Diaphragmatic breathing reduces postprandial oxidative stress - Martarelli et al. (2011)
High blood sugar causes oxidative stress
Diaphragmatic breathing reduces blood sugar, increases insulin, and reduces oxidative stress after eating a meal
The positive effects of diaphragmatic breathing on oxidative stress are likely due to activation of the parasympathetic nervous system
The Breathing Diabetic Summary
This study was motivated by a previous paper that showed that seated meditation lowered the blood sugar of type 2 diabetics (notes coming soon). What the current authors set out to investigate was whether a similar exercise, diaphragmatic breathing (DB), could also lower postprandial blood sugar (i.e., after a meal is eaten). This is important because even nondiabetics experience a moderate spike in blood glucose after a meal. And, more importantly for us, this moderate postprandial spike in blood sugar can cause oxidative stress. This paper wanted to see if using DB to reduce postprandial blood sugar would also reduce the associated oxidative stress.
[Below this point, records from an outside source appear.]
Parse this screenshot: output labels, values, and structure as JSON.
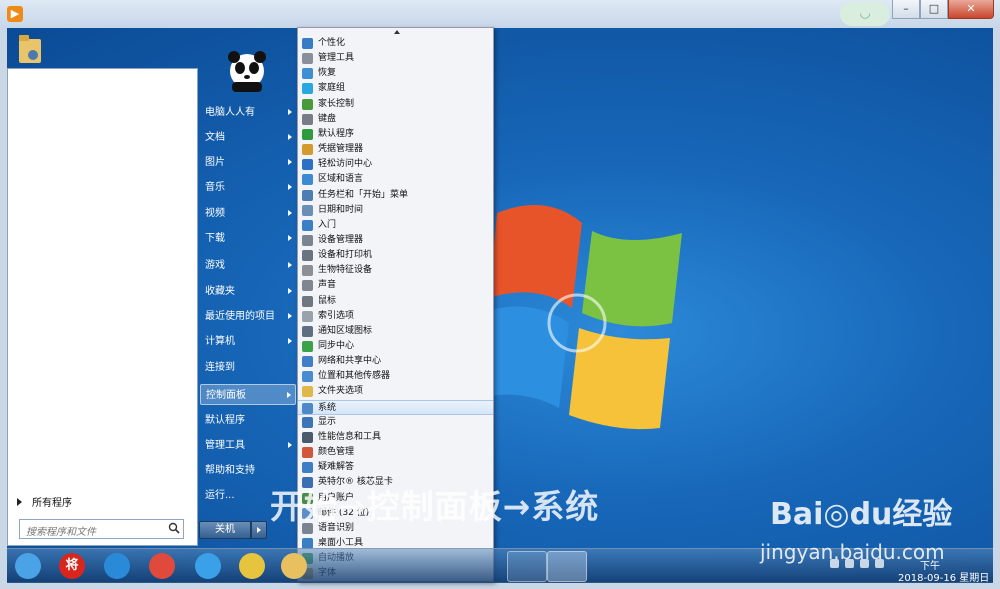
{
  "window": {
    "icon": "video-app-icon",
    "ghost_label": "◡",
    "buttons": {
      "minimize": "–",
      "maximize": "□",
      "close": "✕"
    }
  },
  "start_menu": {
    "search": {
      "placeholder": "搜索程序和文件"
    },
    "all_programs": "所有程序",
    "right_items": [
      {
        "label": "电脑人人有",
        "arrow": true
      },
      {
        "label": "文档",
        "arrow": true
      },
      {
        "label": "图片",
        "arrow": true
      },
      {
        "label": "音乐",
        "arrow": true
      },
      {
        "label": "视频",
        "arrow": true
      },
      {
        "label": "下载",
        "arrow": true
      },
      {
        "label": "游戏",
        "arrow": true
      },
      {
        "label": "收藏夹",
        "arrow": true
      },
      {
        "label": "最近使用的项目",
        "arrow": true
      },
      {
        "label": "计算机",
        "arrow": true
      },
      {
        "label": "连接到",
        "arrow": false
      },
      {
        "label": "控制面板",
        "arrow": true,
        "selected": true
      },
      {
        "label": "默认程序",
        "arrow": false
      },
      {
        "label": "管理工具",
        "arrow": true
      },
      {
        "label": "帮助和支持",
        "arrow": false
      },
      {
        "label": "运行...",
        "arrow": false
      }
    ],
    "shutdown": "关机"
  },
  "control_panel_items": [
    {
      "label": "个性化",
      "icon": "personalize-icon",
      "color": "#3a7bc8"
    },
    {
      "label": "管理工具",
      "icon": "admin-tools-icon",
      "color": "#8a8f99"
    },
    {
      "label": "恢复",
      "icon": "recovery-icon",
      "color": "#3f8fd2"
    },
    {
      "label": "家庭组",
      "icon": "homegroup-icon",
      "color": "#2aa6e0"
    },
    {
      "label": "家长控制",
      "icon": "parental-icon",
      "color": "#4a9a3a"
    },
    {
      "label": "键盘",
      "icon": "keyboard-icon",
      "color": "#777c85"
    },
    {
      "label": "默认程序",
      "icon": "default-programs-icon",
      "color": "#2f9b3e"
    },
    {
      "label": "凭据管理器",
      "icon": "credential-icon",
      "color": "#d49a2b"
    },
    {
      "label": "轻松访问中心",
      "icon": "ease-access-icon",
      "color": "#2d6fc4"
    },
    {
      "label": "区域和语言",
      "icon": "region-icon",
      "color": "#3c8bd0"
    },
    {
      "label": "任务栏和「开始」菜单",
      "icon": "taskbar-icon",
      "color": "#4d7db5"
    },
    {
      "label": "日期和时间",
      "icon": "datetime-icon",
      "color": "#6a8fb5"
    },
    {
      "label": "入门",
      "icon": "getting-started-icon",
      "color": "#3b7fc8"
    },
    {
      "label": "设备管理器",
      "icon": "device-manager-icon",
      "color": "#7b8491"
    },
    {
      "label": "设备和打印机",
      "icon": "printer-icon",
      "color": "#6b7380"
    },
    {
      "label": "生物特征设备",
      "icon": "biometric-icon",
      "color": "#8c8f96"
    },
    {
      "label": "声音",
      "icon": "sound-icon",
      "color": "#808791"
    },
    {
      "label": "鼠标",
      "icon": "mouse-icon",
      "color": "#6f7680"
    },
    {
      "label": "索引选项",
      "icon": "index-icon",
      "color": "#9aa1ab"
    },
    {
      "label": "通知区域图标",
      "icon": "notification-icon",
      "color": "#5f6f82"
    },
    {
      "label": "同步中心",
      "icon": "sync-icon",
      "color": "#3aa24a"
    },
    {
      "label": "网络和共享中心",
      "icon": "network-icon",
      "color": "#3f7fc8"
    },
    {
      "label": "位置和其他传感器",
      "icon": "location-icon",
      "color": "#4a8ad0"
    },
    {
      "label": "文件夹选项",
      "icon": "folder-options-icon",
      "color": "#e0b84a"
    },
    {
      "label": "系统",
      "icon": "system-icon",
      "color": "#4f88c8",
      "hover": true
    },
    {
      "label": "显示",
      "icon": "display-icon",
      "color": "#3c74b8"
    },
    {
      "label": "性能信息和工具",
      "icon": "performance-icon",
      "color": "#4a5a6c"
    },
    {
      "label": "颜色管理",
      "icon": "color-icon",
      "color": "#d2563c"
    },
    {
      "label": "疑难解答",
      "icon": "troubleshoot-icon",
      "color": "#3e7ec4"
    },
    {
      "label": "英特尔® 核芯显卡",
      "icon": "intel-graphics-icon",
      "color": "#3b6fb0"
    },
    {
      "label": "用户账户",
      "icon": "user-accounts-icon",
      "color": "#4a8a4a"
    },
    {
      "label": "邮件 (32 位)",
      "icon": "mail-icon",
      "color": "#5a8fc8"
    },
    {
      "label": "语音识别",
      "icon": "speech-icon",
      "color": "#7b8490"
    },
    {
      "label": "桌面小工具",
      "icon": "gadgets-icon",
      "color": "#3a7fc4"
    },
    {
      "label": "自动播放",
      "icon": "autoplay-icon",
      "color": "#3a9a4a"
    },
    {
      "label": "字体",
      "icon": "font-icon",
      "color": "#d0a040"
    }
  ],
  "taskbar": {
    "icons": [
      {
        "name": "start-orb-icon",
        "color": "#4aa3e6"
      },
      {
        "name": "app-jiang-icon",
        "color": "#d8261c",
        "label": "将"
      },
      {
        "name": "ie-icon",
        "color": "#2b8ad8"
      },
      {
        "name": "chrome-icon",
        "color": "#e04a3c"
      },
      {
        "name": "cloud-icon",
        "color": "#3aa0e8"
      },
      {
        "name": "sticky-notes-icon",
        "color": "#e6c43e"
      },
      {
        "name": "folder-icon",
        "color": "#e8c060"
      }
    ],
    "date": "2018-09-16 星期日",
    "time": "下午"
  },
  "caption": "开始→控制面板→系统",
  "watermark": {
    "brand": "Bai◎du经验",
    "url": "jingyan.baidu.com"
  }
}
The participants of this study were asked to consume a 900-calorie breakfast comprised of 80% carbs, 10% fats, and 10% protein. Then, 10 minutes after the meal, one group performed diaphragmatic breathing for 40 minutes while the control group sat quietly and read a magazine. Blood samples were taken before the meal and 1 hour and 2 hours after the meal. They measured blood glucose, insulin, reactive oxygen metabolites (ROMs, which are an indicator of oxidative stress), and biologic antioxidant potential (BAP, which measures antioxidant status). Heart rate also was measured throughout the entire experiment.
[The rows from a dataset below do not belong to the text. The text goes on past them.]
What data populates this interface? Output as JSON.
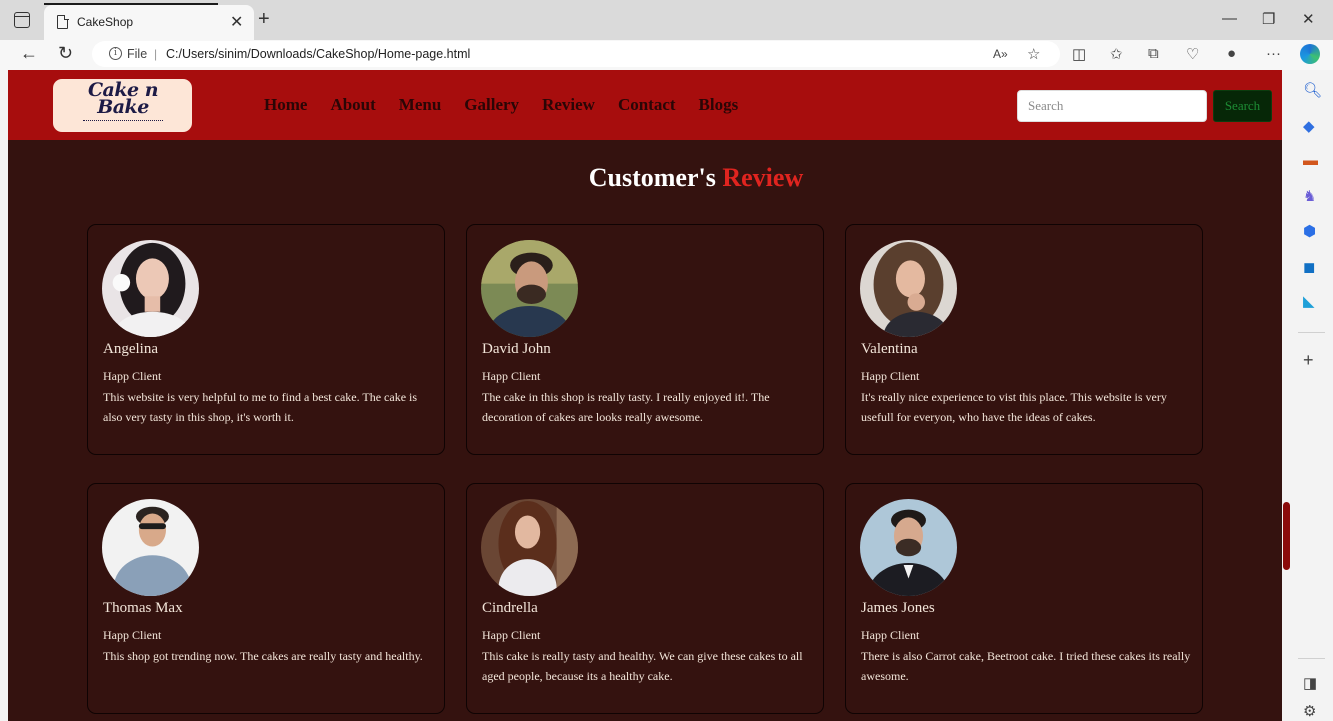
{
  "browser": {
    "tab_title": "CakeShop",
    "address_prefix": "File",
    "url": "C:/Users/sinim/Downloads/CakeShop/Home-page.html",
    "icons": [
      "back-icon",
      "refresh-icon",
      "info-icon",
      "read-aloud-icon",
      "favorite-star-icon",
      "split-screen-icon",
      "favorites-icon",
      "collections-icon",
      "browser-essentials-icon",
      "profile-icon",
      "more-icon",
      "copilot-icon"
    ]
  },
  "site": {
    "logo_text": "Cake n Bake",
    "nav": [
      "Home",
      "About",
      "Menu",
      "Gallery",
      "Review",
      "Contact",
      "Blogs"
    ],
    "search_placeholder": "Search",
    "search_button": "Search",
    "title_main": "Customer's",
    "title_accent": "Review",
    "colors": {
      "header": "#a70d0d",
      "background": "#34120f",
      "accent": "#e0241f",
      "search_button": "#062707"
    }
  },
  "reviews": [
    {
      "name": "Angelina",
      "role": "Happ Client",
      "text": "This website is very helpful to me to find a best cake. The cake is also very tasty in this shop, it's worth it."
    },
    {
      "name": "David John",
      "role": "Happ Client",
      "text": "The cake in this shop is really tasty. I really enjoyed it!. The decoration of cakes are looks really awesome."
    },
    {
      "name": "Valentina",
      "role": "Happ Client",
      "text": "It's really nice experience to vist this place. This website is very usefull for everyon, who have the ideas of cakes."
    },
    {
      "name": "Thomas Max",
      "role": "Happ Client",
      "text": "This shop got trending now. The cakes are really tasty and healthy."
    },
    {
      "name": "Cindrella",
      "role": "Happ Client",
      "text": "This cake is really tasty and healthy. We can give these cakes to all aged people, because its a healthy cake."
    },
    {
      "name": "James Jones",
      "role": "Happ Client",
      "text": "There is also Carrot cake, Beetroot cake. I tried these cakes its really awesome."
    }
  ]
}
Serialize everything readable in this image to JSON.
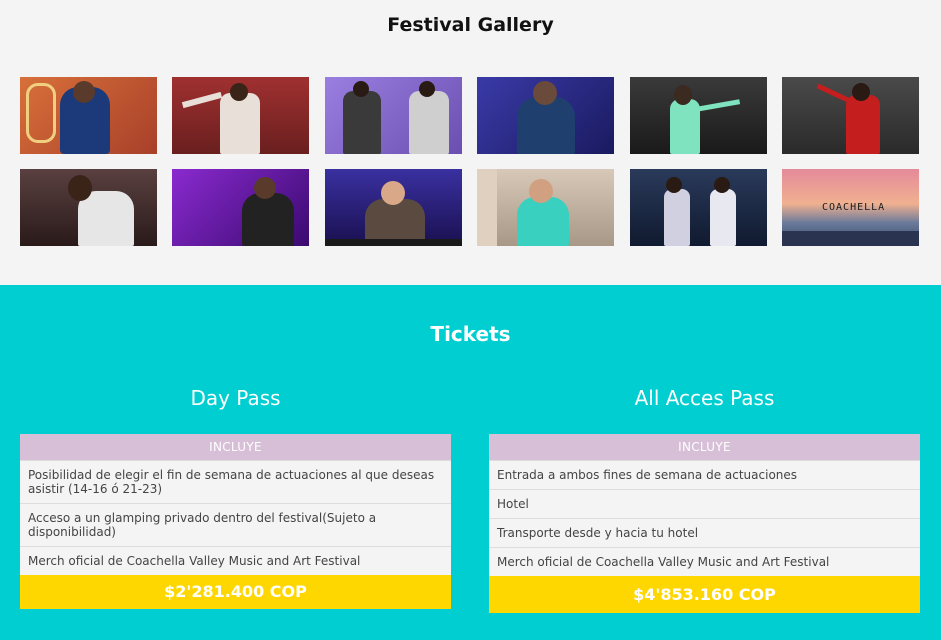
{
  "gallery": {
    "title": "Festival Gallery",
    "photos": [
      {
        "name": "photo-1",
        "bg": "#c0562f",
        "accent": "#1c3a7a"
      },
      {
        "name": "photo-2",
        "bg": "#9c2f2f",
        "accent": "#e8e0d8"
      },
      {
        "name": "photo-3",
        "bg": "#8a6fd1",
        "accent": "#3a3a3a"
      },
      {
        "name": "photo-4",
        "bg": "#2b2b8f",
        "accent": "#1f3f6e"
      },
      {
        "name": "photo-5",
        "bg": "#2a2a2a",
        "accent": "#7fe3c0"
      },
      {
        "name": "photo-6",
        "bg": "#3a3a3a",
        "accent": "#c41e1e"
      },
      {
        "name": "photo-7",
        "bg": "#3a2a2a",
        "accent": "#e6e6e6"
      },
      {
        "name": "photo-8",
        "bg": "#5a1a8f",
        "accent": "#222"
      },
      {
        "name": "photo-9",
        "bg": "#2a2080",
        "accent": "#5a4a40"
      },
      {
        "name": "photo-10",
        "bg": "#c8b8a8",
        "accent": "#39d0c0"
      },
      {
        "name": "photo-11",
        "bg": "#1f2a45",
        "accent": "#d0d0e0"
      },
      {
        "name": "photo-12",
        "bg": "#e07a8a",
        "accent": "#4a5a7a"
      }
    ]
  },
  "tickets": {
    "title": "Tickets",
    "day_pass": {
      "name": "Day Pass",
      "header": "INCLUYE",
      "features": [
        "Posibilidad de elegir el fin de semana de actuaciones al que deseas asistir (14-16 ó 21-23)",
        "Acceso a un glamping privado dentro del festival(Sujeto a disponibilidad)",
        "Merch oficial de Coachella Valley Music and Art Festival"
      ],
      "price": "$2'281.400 COP"
    },
    "all_access": {
      "name": "All Acces Pass",
      "header": "INCLUYE",
      "features": [
        "Entrada a ambos fines de semana de actuaciones",
        "Hotel",
        "Transporte desde y hacia tu hotel",
        "Merch oficial de Coachella Valley Music and Art Festival"
      ],
      "price": "$4'853.160 COP"
    }
  },
  "colors": {
    "tickets_bg": "#00ced1",
    "header_bg": "#d8bfd8",
    "price_bg": "#ffd700"
  },
  "coachella_sign": "COACHELLA"
}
The results showed that DB increased insulin and reduced blood glucose, leading to a smaller postprandial blood sugar spike. This is consistent with the Wilson et al. (2013) study, which showed that relaxation breathing reduced blood sugars after an oral glucose tolerance test. They also found that antioxidant status (BAP) was significantly increased in the DB group compared to the controls. Thus, diaphragmatic breathing might be a way to combat oxidative stress associated with high blood sugar. Finally, the heart rate of the DB participants also was significantly lower 60 minutes after the meal.
All of these results can be explained by a shift into a parasympathetic state, which would lower heart rate and increase insulin production. This is consistent with the findings of Wilson et al. (2017). If you’re a type 2 diabetic, these results are immediately applicable and you can begin using DB as a way to increase insulin production. The reduction in oxidative stress (via the increase in antioxidant status) seen here is important to all diabetics, who often experience hyperglycemia and thus suffer from higher levels of oxidative stress and its negative side effects. Let’s start using Principle 1 today to increase insulin, lower blood sugar, and decrease oxidative stress!
Abstract from Paper
Objectives: A number of studies suggest that postprandial hyperglycemia produces oxidative stress, leading to complications associated with diabetes. However, hyperglycemia-induced oxidative stress may affect groups of people other than diabetics, such as smokers and athletes with specific diet plans. Based on previous reports that seated breathing meditation reduces hyperglycemia, the present study was designed to determine the effects of diaphragmatic breathing on postprandial plasma glycemia, insulin, oxidative stress, and antioxidant levels in athletes with normal glucose metabolism.
Design: Data collected before and after consumption of a 900-calorie breakfast composed of 80% carbohydrates, 10% proteins, and 10% lipids were analyzed. Ten (10) minutes after the meal, 8 subjects spent 40 minutes performing diaphragmatic breathing in a quiet place. The other 8 subjects, representing the control group, spent the same time sitting in an equivalent quiet place reading a magazine.
Subjects: Data from 16 amateur male cyclists age 30.12 – 4.9 years ( – SD) were analyzed. Their mean height and weight were 177.81 – 5.3 cm and 71.40 – 5.2 kg, respectively. All subjects underwent a physical examination and were determined to be in good health.
Outcome measures: Blood samples were collected immediately before the meal as well as 1 hour and 2 hours after the meal, and plasma levels of glucose, insulin, reactive oxygen metabolites, and biologic antioxidant potential were determined. Heart rate was also recorded.
Results: Results show that in normal subjects, acute hyperglycemia induces free-radical production while reducing the antioxidant levels ( p < 0.05). Diaphragmatic breathing reduces heart rates ( p < 0.01), increases insulin ( p < 0.05), reduces glycemia ( p < 0.01), and reduces free-radical production as indicated by the higher antioxidants levels ( p < 0.05).
Conclusions: Diaphragmatic breathing, likely through the activation of the parasympathetic nervous system, increases insulin, reduces glycemia, and reduces reactive oxygen species production.
Daniele Martarelli, Mario Cocchioni, Stefania Scuri, and Pierluigi Pompei, (2011) Diaphragmatic breathing reduces postprandial oxidative stress, The Journal of Alternative and Complementary Medicine, 17 (7), 623-628, DOI: 10.1089/acm.2010.0666